2013, 5 min.
Death doth become us
Two simultaneous, unrelated high-rise (same building) suicides in beautiful Vancouver provide a perfect metaphor for those who have made a momentous decision, likely in the heat of the moment, only to regret it, er, on the way down.
Miller’s film (and Damian Horan’s camera) is poetry in motion with a finish that doesn’t whitewash one iota. JWR
Awkward Expressions of Love
2014, 11 min.
What I really wanted to say
Glover serves up a fluffy confection that will ring a bell (or ringtone) for anyone who has stumbled their way through a personal conversation either (a) saying nothing at all or (b) avoiding the BIG issue.
In this scenario, gift-shop owner (Jayma Mays is delightfully ditzy) has the hots for a personal trainer (a droll performance from Ian Brennan) but, ah, blew their first intimate moment by balking at the size of his full-service barbell. Despite assists from longsuffering girlfriend (Trilby effectively works both sides of the lens), the bad poetry gets written anyway.
A smart ending effectively tidies up all the bits: big or small. JWR
Jennifer Lawrence Is Coming
2013, 4 min.
Failed celebrity time after time after…
The allure of the beautiful people is at the centre of Dec’s bit of fluff concerning two roommates (Taylor Anthony Miller, Denver Milord) desperately in search of Jennifer Lawrence’s company. With a Mozart horn concerto setting the tone, the pair flirt with lavender as they offer one another opinions from décor to food while awaiting the imminent arrival of Ms. “I’m free for dinner” on several occasions. Giving the boot to a hot date (Clancy McLain is artfully exasperated)—while serenading her with guitar no less—in favour of a last-second appearance of the Oscar-winning actor further fuels the sexuality ambiguity.
Somewhat akin to Subtext (cross-reference below), the cellphone plays a key part in the on-again/off-again date with celebrity. As with his comic operas, Mozart gets the last laugh. JWR
Going to Mecca
2014, 19 min.
Who’s your daddy?
A literal leap of faith sets the wheels in motion as two teenage half-brothers (Jack Carroll is a hoot as younger while Aqib Khan is the dutiful straight man as older) go on a trek to scatter their current father’s ashes then hunt down older’s birth dad.
Wingard keeps everything moving at a brisk clip with only an overlong visit to a fortune teller (Tom Binns) stalling the action.
The inevitable confrontation scene is expertly played by all parties (surprised, outraged or haughty family members as the case may be; a deceitful fornicator being outfoxed by a mere boy) brings down the curtain on a tale that must have thousands of real-life counterparts—just not as funny. JWR
The Palace that I Live In
Aimée-Lee X. Curran
2014, 13 min.
A feast for the senses

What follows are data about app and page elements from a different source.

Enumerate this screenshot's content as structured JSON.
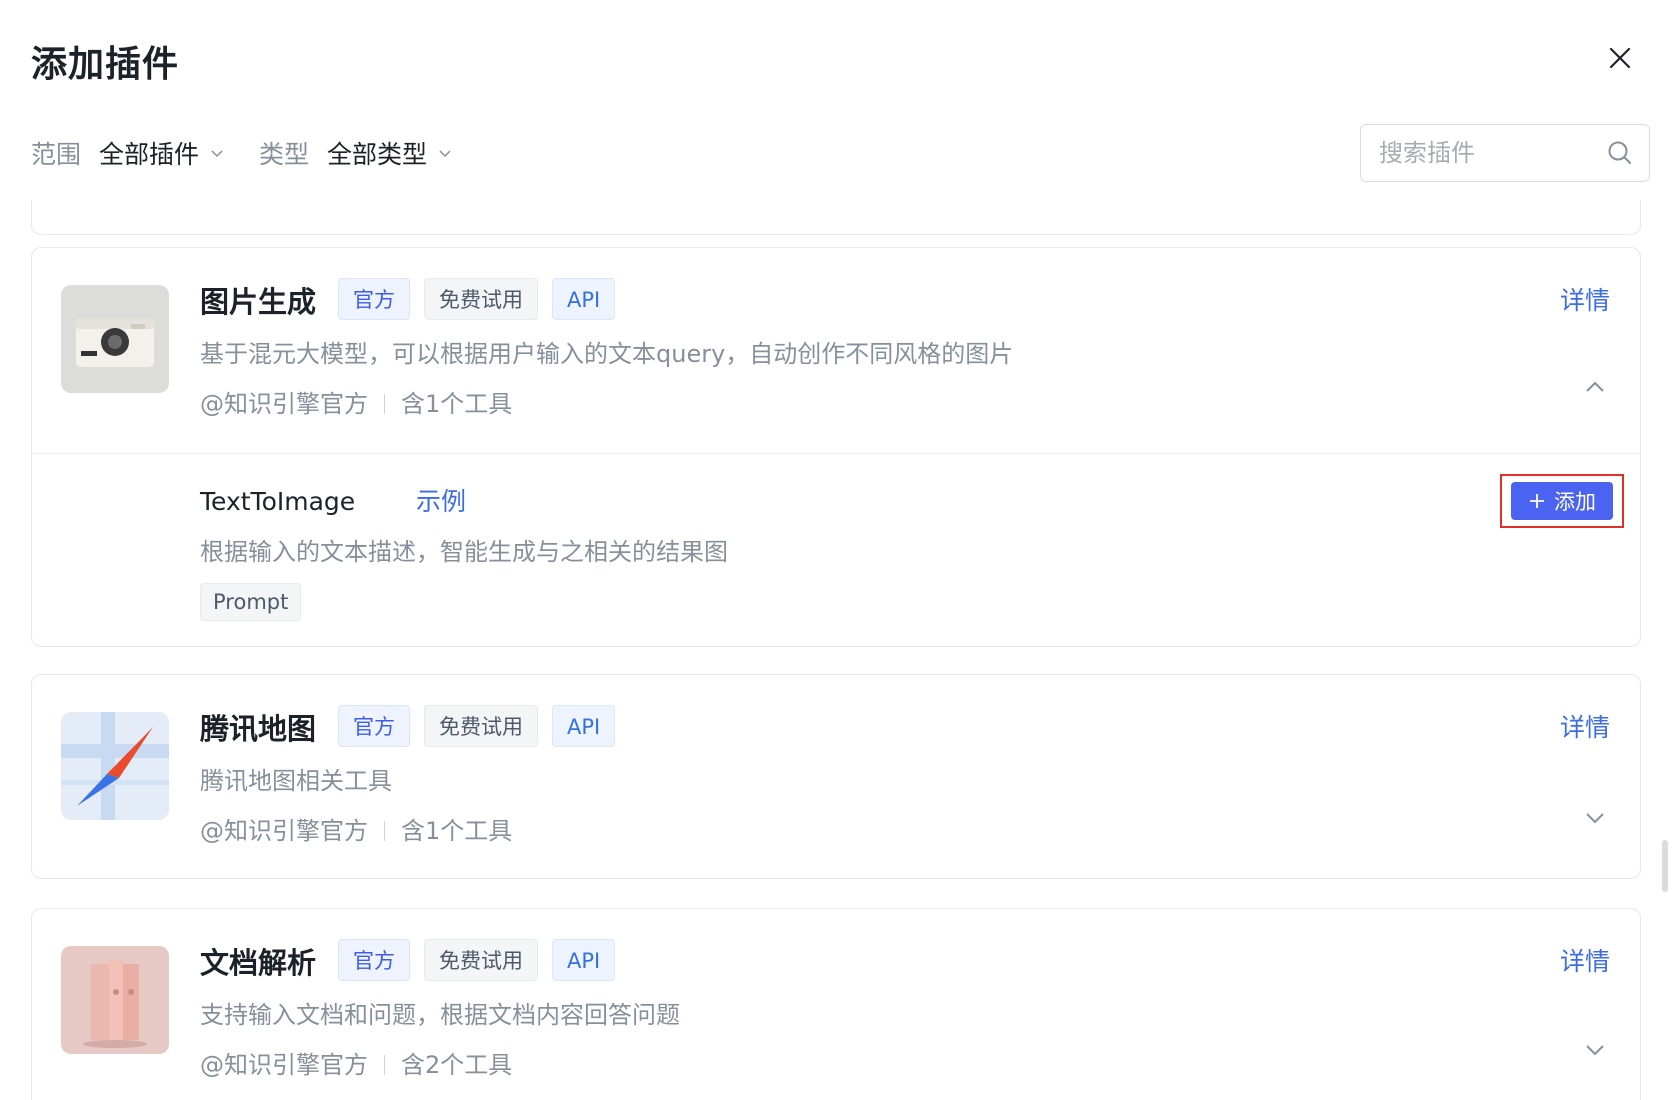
{
  "modal": {
    "title": "添加插件"
  },
  "filters": {
    "scope_label": "范围",
    "scope_value": "全部插件",
    "type_label": "类型",
    "type_value": "全部类型"
  },
  "search": {
    "placeholder": "搜索插件",
    "value": ""
  },
  "plugins": [
    {
      "name": "图片生成",
      "tags": [
        "官方",
        "免费试用",
        "API"
      ],
      "description": "基于混元大模型，可以根据用户输入的文本query，自动创作不同风格的图片",
      "author": "@知识引擎官方",
      "tool_count": "含1个工具",
      "detail_label": "详情",
      "expanded": true,
      "icon": "camera-icon",
      "tools": [
        {
          "name": "TextToImage",
          "example_label": "示例",
          "description": "根据输入的文本描述，智能生成与之相关的结果图",
          "params": [
            "Prompt"
          ],
          "add_label": "添加"
        }
      ]
    },
    {
      "name": "腾讯地图",
      "tags": [
        "官方",
        "免费试用",
        "API"
      ],
      "description": "腾讯地图相关工具",
      "author": "@知识引擎官方",
      "tool_count": "含1个工具",
      "detail_label": "详情",
      "expanded": false,
      "icon": "map-compass-icon"
    },
    {
      "name": "文档解析",
      "tags": [
        "官方",
        "免费试用",
        "API"
      ],
      "description": "支持输入文档和问题，根据文档内容回答问题",
      "author": "@知识引擎官方",
      "tool_count": "含2个工具",
      "detail_label": "详情",
      "expanded": false,
      "icon": "document-books-icon"
    }
  ],
  "colors": {
    "accent": "#3a6de6",
    "primary_button": "#4a63f0",
    "highlight_outline": "#e0302a",
    "muted_text": "#86909c"
  }
}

From the very first frame, Curran’s celebration of young love and imagination is a spectacular feast for the eyes. Young Poppy’s (Lale Teoman is a hallmark of innocence) radiant smile while her mother, May (Diana Jeffrey is a most convincing eccentric) plays the piano (a very tasteful score from Tim McArtney along with a pair of songs, “Indigo Shine” and “The Bounty” which add aural truth to the line “Shine your light…”) is a joy to behold.
The man of their meticulously decorated house (replete with a silver tuba, clotheslined handkerchiefs—as different as tiffany lamps—and a pack of dogs) comes in the well-mannered, camera-pleasing form of Jack (Hunter Page-Lochard ought to have a major career ahead of him).

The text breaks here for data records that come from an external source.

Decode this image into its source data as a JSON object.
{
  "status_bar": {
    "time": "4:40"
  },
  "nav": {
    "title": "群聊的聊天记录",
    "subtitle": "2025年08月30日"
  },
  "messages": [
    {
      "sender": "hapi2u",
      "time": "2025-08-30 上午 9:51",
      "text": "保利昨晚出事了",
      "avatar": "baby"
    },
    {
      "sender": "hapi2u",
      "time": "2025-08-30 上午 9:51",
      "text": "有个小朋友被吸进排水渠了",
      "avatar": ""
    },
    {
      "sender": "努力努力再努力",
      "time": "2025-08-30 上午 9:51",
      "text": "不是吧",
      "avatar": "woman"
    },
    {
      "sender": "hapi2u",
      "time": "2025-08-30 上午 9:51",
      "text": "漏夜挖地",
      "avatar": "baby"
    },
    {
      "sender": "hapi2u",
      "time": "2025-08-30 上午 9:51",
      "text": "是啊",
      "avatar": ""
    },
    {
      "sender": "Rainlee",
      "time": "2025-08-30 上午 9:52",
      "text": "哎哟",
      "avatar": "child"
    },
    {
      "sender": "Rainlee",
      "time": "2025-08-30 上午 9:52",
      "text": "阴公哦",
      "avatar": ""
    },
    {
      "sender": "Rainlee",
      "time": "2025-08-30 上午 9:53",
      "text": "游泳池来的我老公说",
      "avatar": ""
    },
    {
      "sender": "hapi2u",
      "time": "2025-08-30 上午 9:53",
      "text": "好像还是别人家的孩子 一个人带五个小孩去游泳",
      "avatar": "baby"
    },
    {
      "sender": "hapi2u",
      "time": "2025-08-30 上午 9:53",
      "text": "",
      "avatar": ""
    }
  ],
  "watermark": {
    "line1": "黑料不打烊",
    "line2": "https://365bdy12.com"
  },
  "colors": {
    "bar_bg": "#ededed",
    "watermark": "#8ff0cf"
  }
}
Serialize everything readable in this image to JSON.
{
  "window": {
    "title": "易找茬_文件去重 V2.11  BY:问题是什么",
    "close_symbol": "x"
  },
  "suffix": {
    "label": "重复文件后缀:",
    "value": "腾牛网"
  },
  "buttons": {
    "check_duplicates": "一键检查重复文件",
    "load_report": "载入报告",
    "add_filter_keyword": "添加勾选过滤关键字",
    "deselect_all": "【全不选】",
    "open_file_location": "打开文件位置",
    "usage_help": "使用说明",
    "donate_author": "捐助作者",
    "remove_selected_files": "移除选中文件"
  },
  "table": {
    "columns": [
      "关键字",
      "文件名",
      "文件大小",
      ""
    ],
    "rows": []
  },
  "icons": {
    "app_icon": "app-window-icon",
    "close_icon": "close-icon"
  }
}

The closing tea party is chock-a-block full of such vivid imagination that viewers will be left wondering where their tea cups and speciality cakes are hidden in their lives. JWR